# 3D-print of a guitar

## Producing a complex topology

My friend Stan Borkowski just got a 3D-printer for the Amiqual4home project, and is open to suggestions
for fun/interesting/original things to print.
Modeling structures that have a complex topolgy is not so obvious:
doing it by hand requires too much work, fractals are too regular (Menger sponge) and random volumes look too random.

Therefore I made an algorithm that:

- generates a set of random points with some distribution that is relatively easy to control
- computes the Voronoi diagram of the points, producing segments linking nearby points
- defines a density function that is higher near a segment. This function is added
for all the segments, defining a density field
- the isosurface of the density field is explored with a marching cubes algorihtm.

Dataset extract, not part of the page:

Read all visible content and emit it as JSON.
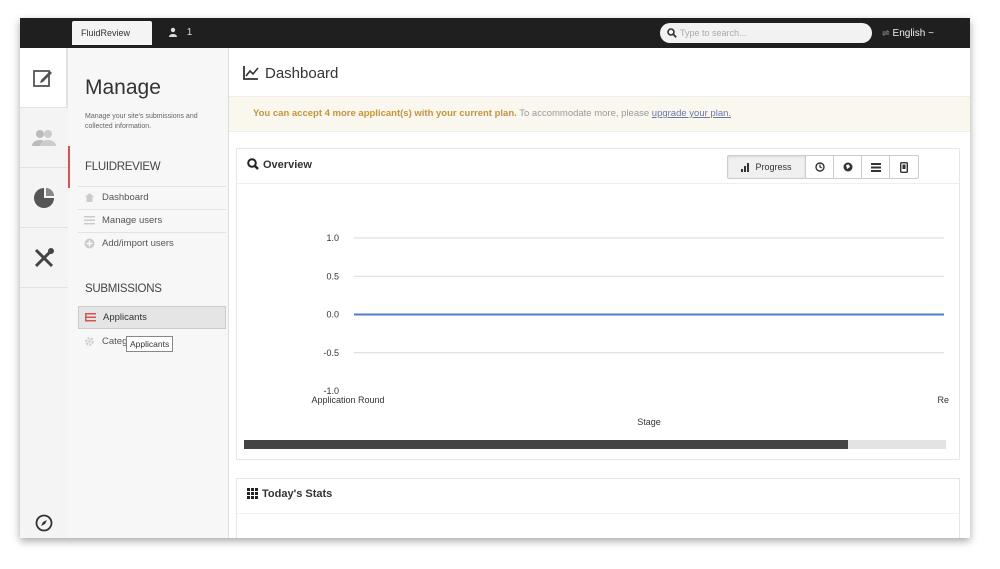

## Printing it

Stan pointed out that the slope of overhanging triangles should not be flatter than 30 degrees, otherwise
the print thread would not have enough support from the previous layer. So I removed all links that are less than 40
degrees flat to leave some margin.
The result was printed out:

## The guitar idea

Then Jérome Maisonnasse suggested that we could make a guitar from this 3D texture.
The shape of electric guitars is not constrained by acoustic considerations, because the sound is
generated electronically from the vibrations of the strings. The shape of the guitar's body
is there only to offer a grip to the player and for design.
Jérome provided the outline of a typical guitar and its dimensions.
To add a nice effect and maybe increase the strength of the structure, repeat:

- draw a random pair of external points
- compute the shortest path between the points
- increase the weight of segments followed on the paths

The result looks like

Unfortunately, it turned out that printing this thing in steel would we way too expensive, so we left
the project aside.

May 2013.